What needs to be done:
The entries below contain pictures. Retype everything except those pictures, exactly as given.

Supplied entries:
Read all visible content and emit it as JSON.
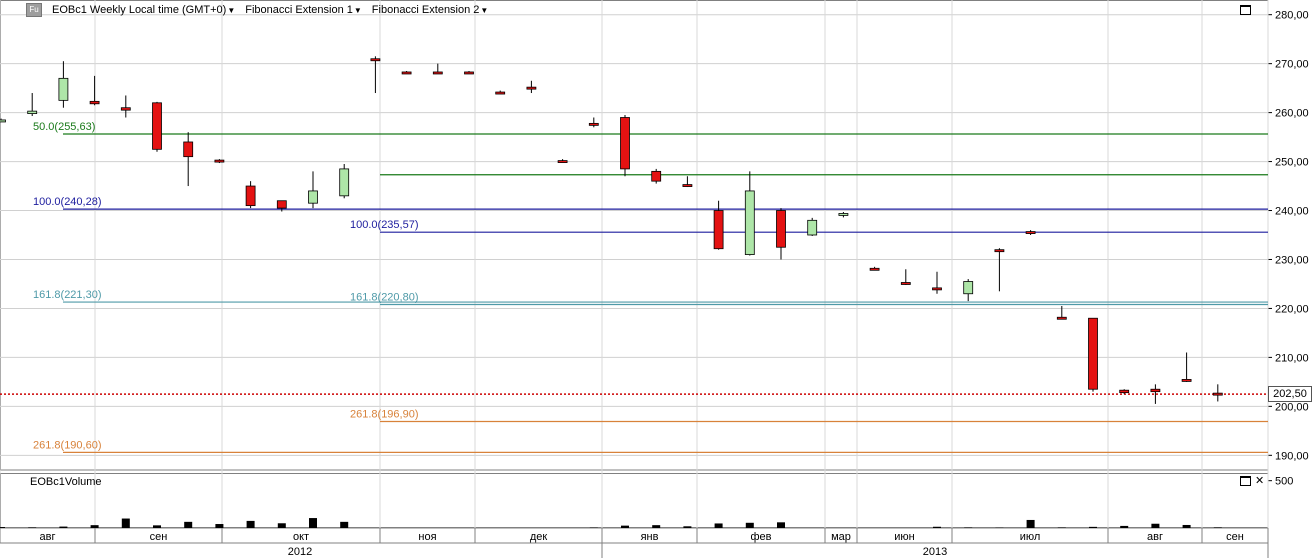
{
  "header": {
    "badge": "Fu",
    "symbol_title": "EOBc1 Weekly Local time (GMT+0)",
    "studies": [
      "Fibonacci Extension 1",
      "Fibonacci Extension 2"
    ]
  },
  "volume_title": "EOBc1Volume",
  "last_price_label": "202,50",
  "colors": {
    "up_fill": "#aee6a8",
    "down_fill": "#e41212",
    "fib50": "#1a7a1a",
    "fib100": "#1d1d9e",
    "fib161": "#4f9aa8",
    "fib261": "#d8823a",
    "last_price": "#cc0000",
    "grid": "#d0d0d0",
    "volume": "#000000"
  },
  "chart_data": {
    "type": "candlestick",
    "price_axis": {
      "ylim": [
        187,
        283
      ],
      "ticks": [
        "190,00",
        "200,00",
        "210,00",
        "220,00",
        "230,00",
        "240,00",
        "250,00",
        "260,00",
        "270,00",
        "280,00"
      ],
      "tick_values": [
        190,
        200,
        210,
        220,
        230,
        240,
        250,
        260,
        270,
        280
      ]
    },
    "volume_axis": {
      "ylim": [
        0,
        560
      ],
      "ticks": [
        "500"
      ],
      "tick_values": [
        500
      ]
    },
    "month_labels": [
      "авг",
      "сен",
      "окт",
      "ноя",
      "дек",
      "янв",
      "фев",
      "мар",
      "июн",
      "июл",
      "авг",
      "сен"
    ],
    "year_labels": [
      "2012",
      "2013"
    ],
    "candles": [
      {
        "o": 258.5,
        "h": 258.8,
        "l": 258.2,
        "c": 258.5,
        "v": 10
      },
      {
        "o": 259.8,
        "h": 264.0,
        "l": 259.3,
        "c": 260.3,
        "v": 5
      },
      {
        "o": 262.5,
        "h": 270.5,
        "l": 261.0,
        "c": 267.0,
        "v": 15
      },
      {
        "o": 262.3,
        "h": 267.5,
        "l": 261.5,
        "c": 261.8,
        "v": 30
      },
      {
        "o": 261.0,
        "h": 263.5,
        "l": 259.0,
        "c": 260.5,
        "v": 100
      },
      {
        "o": 262.0,
        "h": 262.2,
        "l": 252.0,
        "c": 252.5,
        "v": 28
      },
      {
        "o": 254.0,
        "h": 256.0,
        "l": 245.0,
        "c": 251.0,
        "v": 65
      },
      {
        "o": 250.3,
        "h": 250.5,
        "l": 249.7,
        "c": 249.9,
        "v": 42
      },
      {
        "o": 245.0,
        "h": 246.0,
        "l": 240.5,
        "c": 241.0,
        "v": 75
      },
      {
        "o": 242.0,
        "h": 242.0,
        "l": 239.8,
        "c": 240.5,
        "v": 50
      },
      {
        "o": 241.5,
        "h": 248.0,
        "l": 240.5,
        "c": 244.0,
        "v": 105
      },
      {
        "o": 243.0,
        "h": 249.5,
        "l": 242.5,
        "c": 248.5,
        "v": 65
      },
      {
        "o": 271.0,
        "h": 271.5,
        "l": 264.0,
        "c": 270.8,
        "v": 0
      },
      {
        "o": 268.3,
        "h": 268.5,
        "l": 268.0,
        "c": 268.1,
        "v": 0
      },
      {
        "o": 268.3,
        "h": 270.0,
        "l": 268.0,
        "c": 268.1,
        "v": 0
      },
      {
        "o": 268.3,
        "h": 268.5,
        "l": 268.0,
        "c": 268.1,
        "v": 0
      },
      {
        "o": 264.2,
        "h": 264.5,
        "l": 264.0,
        "c": 264.0,
        "v": 0
      },
      {
        "o": 265.2,
        "h": 266.5,
        "l": 264.0,
        "c": 265.0,
        "v": 0
      },
      {
        "o": 250.2,
        "h": 250.5,
        "l": 250.0,
        "c": 250.0,
        "v": 0
      },
      {
        "o": 257.8,
        "h": 259.0,
        "l": 257.0,
        "c": 257.5,
        "v": 3
      },
      {
        "o": 259.0,
        "h": 259.5,
        "l": 247.0,
        "c": 248.5,
        "v": 25
      },
      {
        "o": 248.0,
        "h": 248.5,
        "l": 245.5,
        "c": 246.0,
        "v": 30
      },
      {
        "o": 245.3,
        "h": 247.0,
        "l": 244.8,
        "c": 245.0,
        "v": 18
      },
      {
        "o": 240.0,
        "h": 242.0,
        "l": 232.0,
        "c": 232.2,
        "v": 48
      },
      {
        "o": 231.0,
        "h": 248.0,
        "l": 230.8,
        "c": 244.0,
        "v": 55
      },
      {
        "o": 240.0,
        "h": 240.5,
        "l": 230.0,
        "c": 232.5,
        "v": 60
      },
      {
        "o": 235.0,
        "h": 238.5,
        "l": 234.8,
        "c": 238.0,
        "v": 0
      },
      {
        "o": 239.0,
        "h": 239.7,
        "l": 238.6,
        "c": 239.4,
        "v": 0
      },
      {
        "o": 228.2,
        "h": 228.5,
        "l": 227.8,
        "c": 228.0,
        "v": 0
      },
      {
        "o": 225.3,
        "h": 228.0,
        "l": 224.8,
        "c": 225.0,
        "v": 0
      },
      {
        "o": 224.2,
        "h": 227.5,
        "l": 223.0,
        "c": 224.0,
        "v": 13
      },
      {
        "o": 223.0,
        "h": 226.0,
        "l": 221.5,
        "c": 225.5,
        "v": 4
      },
      {
        "o": 232.0,
        "h": 232.3,
        "l": 223.5,
        "c": 231.8,
        "v": 2
      },
      {
        "o": 235.7,
        "h": 236.0,
        "l": 235.0,
        "c": 235.4,
        "v": 85
      },
      {
        "o": 218.2,
        "h": 220.5,
        "l": 217.8,
        "c": 218.0,
        "v": 4
      },
      {
        "o": 218.0,
        "h": 218.0,
        "l": 203.0,
        "c": 203.5,
        "v": 12
      },
      {
        "o": 203.3,
        "h": 203.5,
        "l": 202.5,
        "c": 202.8,
        "v": 22
      },
      {
        "o": 203.5,
        "h": 204.5,
        "l": 200.5,
        "c": 203.0,
        "v": 45
      },
      {
        "o": 205.5,
        "h": 211.0,
        "l": 205.0,
        "c": 205.2,
        "v": 32
      },
      {
        "o": 202.7,
        "h": 204.5,
        "l": 201.0,
        "c": 202.5,
        "v": 5
      }
    ],
    "fib_levels": [
      {
        "label": "50.0(255,63)",
        "value": 255.63,
        "color_key": "fib50",
        "from": 0.0,
        "to": 1.0
      },
      {
        "label": "",
        "value": 247.3,
        "color_key": "fib50",
        "from": 0.28,
        "to": 1.0
      },
      {
        "label": "100.0(240,28)",
        "value": 240.28,
        "color_key": "fib100",
        "from": 0.0,
        "to": 1.0
      },
      {
        "label": "100.0(235,57)",
        "value": 235.57,
        "color_key": "fib100",
        "from": 0.28,
        "to": 1.0
      },
      {
        "label": "161.8(221,30)",
        "value": 221.3,
        "color_key": "fib161",
        "from": 0.0,
        "to": 1.0
      },
      {
        "label": "161.8(220,80)",
        "value": 220.8,
        "color_key": "fib161",
        "from": 0.28,
        "to": 1.0
      },
      {
        "label": "261.8(196,90)",
        "value": 196.9,
        "color_key": "fib261",
        "from": 0.28,
        "to": 1.0
      },
      {
        "label": "261.8(190,60)",
        "value": 190.6,
        "color_key": "fib261",
        "from": 0.0,
        "to": 1.0
      }
    ],
    "last_price": 202.5
  }
}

Task result:
Read all visible content and emit it as JSON.
{
  "header": {
    "badge": "Fu",
    "symbol_title": "EOBc1 Weekly Local time (GMT+0)",
    "studies": [
      "Fibonacci Extension 1",
      "Fibonacci Extension 2"
    ]
  },
  "volume_title": "EOBc1Volume",
  "last_price_label": "202,50",
  "colors": {
    "up_fill": "#aee6a8",
    "down_fill": "#e41212",
    "fib50": "#1a7a1a",
    "fib100": "#1d1d9e",
    "fib161": "#4f9aa8",
    "fib261": "#d8823a",
    "last_price": "#cc0000",
    "grid": "#d0d0d0",
    "volume": "#000000"
  },
  "chart_data": {
    "type": "candlestick",
    "price_axis": {
      "ylim": [
        187,
        283
      ],
      "ticks": [
        "190,00",
        "200,00",
        "210,00",
        "220,00",
        "230,00",
        "240,00",
        "250,00",
        "260,00",
        "270,00",
        "280,00"
      ],
      "tick_values": [
        190,
        200,
        210,
        220,
        230,
        240,
        250,
        260,
        270,
        280
      ]
    },
    "volume_axis": {
      "ylim": [
        0,
        560
      ],
      "ticks": [
        "500"
      ],
      "tick_values": [
        500
      ]
    },
    "month_labels": [
      "авг",
      "сен",
      "окт",
      "ноя",
      "дек",
      "янв",
      "фев",
      "мар",
      "июн",
      "июл",
      "авг",
      "сен"
    ],
    "year_labels": [
      "2012",
      "2013"
    ],
    "candles": [
      {
        "o": 258.5,
        "h": 258.8,
        "l": 258.2,
        "c": 258.5,
        "v": 10
      },
      {
        "o": 259.8,
        "h": 264.0,
        "l": 259.3,
        "c": 260.3,
        "v": 5
      },
      {
        "o": 262.5,
        "h": 270.5,
        "l": 261.0,
        "c": 267.0,
        "v": 15
      },
      {
        "o": 262.3,
        "h": 267.5,
        "l": 261.5,
        "c": 261.8,
        "v": 30
      },
      {
        "o": 261.0,
        "h": 263.5,
        "l": 259.0,
        "c": 260.5,
        "v": 100
      },
      {
        "o": 262.0,
        "h": 262.2,
        "l": 252.0,
        "c": 252.5,
        "v": 28
      },
      {
        "o": 254.0,
        "h": 256.0,
        "l": 245.0,
        "c": 251.0,
        "v": 65
      },
      {
        "o": 250.3,
        "h": 250.5,
        "l": 249.7,
        "c": 249.9,
        "v": 42
      },
      {
        "o": 245.0,
        "h": 246.0,
        "l": 240.5,
        "c": 241.0,
        "v": 75
      },
      {
        "o": 242.0,
        "h": 242.0,
        "l": 239.8,
        "c": 240.5,
        "v": 50
      },
      {
        "o": 241.5,
        "h": 248.0,
        "l": 240.5,
        "c": 244.0,
        "v": 105
      },
      {
        "o": 243.0,
        "h": 249.5,
        "l": 242.5,
        "c": 248.5,
        "v": 65
      },
      {
        "o": 271.0,
        "h": 271.5,
        "l": 264.0,
        "c": 270.8,
        "v": 0
      },
      {
        "o": 268.3,
        "h": 268.5,
        "l": 268.0,
        "c": 268.1,
        "v": 0
      },
      {
        "o": 268.3,
        "h": 270.0,
        "l": 268.0,
        "c": 268.1,
        "v": 0
      },
      {
        "o": 268.3,
        "h": 268.5,
        "l": 268.0,
        "c": 268.1,
        "v": 0
      },
      {
        "o": 264.2,
        "h": 264.5,
        "l": 264.0,
        "c": 264.0,
        "v": 0
      },
      {
        "o": 265.2,
        "h": 266.5,
        "l": 264.0,
        "c": 265.0,
        "v": 0
      },
      {
        "o": 250.2,
        "h": 250.5,
        "l": 250.0,
        "c": 250.0,
        "v": 0
      },
      {
        "o": 257.8,
        "h": 259.0,
        "l": 257.0,
        "c": 257.5,
        "v": 3
      },
      {
        "o": 259.0,
        "h": 259.5,
        "l": 247.0,
        "c": 248.5,
        "v": 25
      },
      {
        "o": 248.0,
        "h": 248.5,
        "l": 245.5,
        "c": 246.0,
        "v": 30
      },
      {
        "o": 245.3,
        "h": 247.0,
        "l": 244.8,
        "c": 245.0,
        "v": 18
      },
      {
        "o": 240.0,
        "h": 242.0,
        "l": 232.0,
        "c": 232.2,
        "v": 48
      },
      {
        "o": 231.0,
        "h": 248.0,
        "l": 230.8,
        "c": 244.0,
        "v": 55
      },
      {
        "o": 240.0,
        "h": 240.5,
        "l": 230.0,
        "c": 232.5,
        "v": 60
      },
      {
        "o": 235.0,
        "h": 238.5,
        "l": 234.8,
        "c": 238.0,
        "v": 0
      },
      {
        "o": 239.0,
        "h": 239.7,
        "l": 238.6,
        "c": 239.4,
        "v": 0
      },
      {
        "o": 228.2,
        "h": 228.5,
        "l": 227.8,
        "c": 228.0,
        "v": 0
      },
      {
        "o": 225.3,
        "h": 228.0,
        "l": 224.8,
        "c": 225.0,
        "v": 0
      },
      {
        "o": 224.2,
        "h": 227.5,
        "l": 223.0,
        "c": 224.0,
        "v": 13
      },
      {
        "o": 223.0,
        "h": 226.0,
        "l": 221.5,
        "c": 225.5,
        "v": 4
      },
      {
        "o": 232.0,
        "h": 232.3,
        "l": 223.5,
        "c": 231.8,
        "v": 2
      },
      {
        "o": 235.7,
        "h": 236.0,
        "l": 235.0,
        "c": 235.4,
        "v": 85
      },
      {
        "o": 218.2,
        "h": 220.5,
        "l": 217.8,
        "c": 218.0,
        "v": 4
      },
      {
        "o": 218.0,
        "h": 218.0,
        "l": 203.0,
        "c": 203.5,
        "v": 12
      },
      {
        "o": 203.3,
        "h": 203.5,
        "l": 202.5,
        "c": 202.8,
        "v": 22
      },
      {
        "o": 203.5,
        "h": 204.5,
        "l": 200.5,
        "c": 203.0,
        "v": 45
      },
      {
        "o": 205.5,
        "h": 211.0,
        "l": 205.0,
        "c": 205.2,
        "v": 32
      },
      {
        "o": 202.7,
        "h": 204.5,
        "l": 201.0,
        "c": 202.5,
        "v": 5
      }
    ],
    "fib_levels": [
      {
        "label": "50.0(255,63)",
        "value": 255.63,
        "color_key": "fib50",
        "from": 0.0,
        "to": 1.0
      },
      {
        "label": "",
        "value": 247.3,
        "color_key": "fib50",
        "from": 0.28,
        "to": 1.0
      },
      {
        "label": "100.0(240,28)",
        "value": 240.28,
        "color_key": "fib100",
        "from": 0.0,
        "to": 1.0
      },
      {
        "label": "100.0(235,57)",
        "value": 235.57,
        "color_key": "fib100",
        "from": 0.28,
        "to": 1.0
      },
      {
        "label": "161.8(221,30)",
        "value": 221.3,
        "color_key": "fib161",
        "from": 0.0,
        "to": 1.0
      },
      {
        "label": "161.8(220,80)",
        "value": 220.8,
        "color_key": "fib161",
        "from": 0.28,
        "to": 1.0
      },
      {
        "label": "261.8(196,90)",
        "value": 196.9,
        "color_key": "fib261",
        "from": 0.28,
        "to": 1.0
      },
      {
        "label": "261.8(190,60)",
        "value": 190.6,
        "color_key": "fib261",
        "from": 0.0,
        "to": 1.0
      }
    ],
    "last_price": 202.5
  }
}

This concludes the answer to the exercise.